EXERCISE DATA:
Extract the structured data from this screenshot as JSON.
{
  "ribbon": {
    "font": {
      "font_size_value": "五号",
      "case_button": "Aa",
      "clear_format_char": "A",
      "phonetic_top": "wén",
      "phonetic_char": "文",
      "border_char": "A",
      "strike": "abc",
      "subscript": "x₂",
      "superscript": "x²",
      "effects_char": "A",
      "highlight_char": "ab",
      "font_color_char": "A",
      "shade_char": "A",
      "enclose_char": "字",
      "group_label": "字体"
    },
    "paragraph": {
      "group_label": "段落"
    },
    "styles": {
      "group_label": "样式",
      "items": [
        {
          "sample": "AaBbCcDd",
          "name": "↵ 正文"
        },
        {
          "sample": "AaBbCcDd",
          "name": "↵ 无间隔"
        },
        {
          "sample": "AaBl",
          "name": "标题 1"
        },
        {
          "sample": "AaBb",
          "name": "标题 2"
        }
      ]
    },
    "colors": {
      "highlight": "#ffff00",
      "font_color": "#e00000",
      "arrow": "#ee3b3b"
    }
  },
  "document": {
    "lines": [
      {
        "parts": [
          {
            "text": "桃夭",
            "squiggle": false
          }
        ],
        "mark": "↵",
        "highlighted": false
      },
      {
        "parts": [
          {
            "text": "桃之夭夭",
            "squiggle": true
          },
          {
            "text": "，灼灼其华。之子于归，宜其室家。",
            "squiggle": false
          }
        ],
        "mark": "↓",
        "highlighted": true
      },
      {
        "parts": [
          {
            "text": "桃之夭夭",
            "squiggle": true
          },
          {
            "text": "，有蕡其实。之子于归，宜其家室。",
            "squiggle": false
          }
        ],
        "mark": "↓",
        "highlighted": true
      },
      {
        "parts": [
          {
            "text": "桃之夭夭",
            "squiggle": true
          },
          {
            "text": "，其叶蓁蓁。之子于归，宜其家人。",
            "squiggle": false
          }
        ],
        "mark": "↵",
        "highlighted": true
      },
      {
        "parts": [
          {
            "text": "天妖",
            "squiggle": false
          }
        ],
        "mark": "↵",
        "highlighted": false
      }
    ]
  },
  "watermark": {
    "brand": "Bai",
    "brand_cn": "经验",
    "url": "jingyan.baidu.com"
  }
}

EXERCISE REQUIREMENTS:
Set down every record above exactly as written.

YOUR RESPONSE:
Extract the structured data from this screenshot as JSON.
{
  "ribbon": {
    "font": {
      "font_size_value": "五号",
      "case_button": "Aa",
      "clear_format_char": "A",
      "phonetic_top": "wén",
      "phonetic_char": "文",
      "border_char": "A",
      "strike": "abc",
      "subscript": "x₂",
      "superscript": "x²",
      "effects_char": "A",
      "highlight_char": "ab",
      "font_color_char": "A",
      "shade_char": "A",
      "enclose_char": "字",
      "group_label": "字体"
    },
    "paragraph": {
      "group_label": "段落"
    },
    "styles": {
      "group_label": "样式",
      "items": [
        {
          "sample": "AaBbCcDd",
          "name": "↵ 正文"
        },
        {
          "sample": "AaBbCcDd",
          "name": "↵ 无间隔"
        },
        {
          "sample": "AaBl",
          "name": "标题 1"
        },
        {
          "sample": "AaBb",
          "name": "标题 2"
        }
      ]
    },
    "colors": {
      "highlight": "#ffff00",
      "font_color": "#e00000",
      "arrow": "#ee3b3b"
    }
  },
  "document": {
    "lines": [
      {
        "parts": [
          {
            "text": "桃夭",
            "squiggle": false
          }
        ],
        "mark": "↵",
        "highlighted": false
      },
      {
        "parts": [
          {
            "text": "桃之夭夭",
            "squiggle": true
          },
          {
            "text": "，灼灼其华。之子于归，宜其室家。",
            "squiggle": false
          }
        ],
        "mark": "↓",
        "highlighted": true
      },
      {
        "parts": [
          {
            "text": "桃之夭夭",
            "squiggle": true
          },
          {
            "text": "，有蕡其实。之子于归，宜其家室。",
            "squiggle": false
          }
        ],
        "mark": "↓",
        "highlighted": true
      },
      {
        "parts": [
          {
            "text": "桃之夭夭",
            "squiggle": true
          },
          {
            "text": "，其叶蓁蓁。之子于归，宜其家人。",
            "squiggle": false
          }
        ],
        "mark": "↵",
        "highlighted": true
      },
      {
        "parts": [
          {
            "text": "天妖",
            "squiggle": false
          }
        ],
        "mark": "↵",
        "highlighted": false
      }
    ]
  },
  "watermark": {
    "brand": "Bai",
    "brand_cn": "经验",
    "url": "jingyan.baidu.com"
  }
}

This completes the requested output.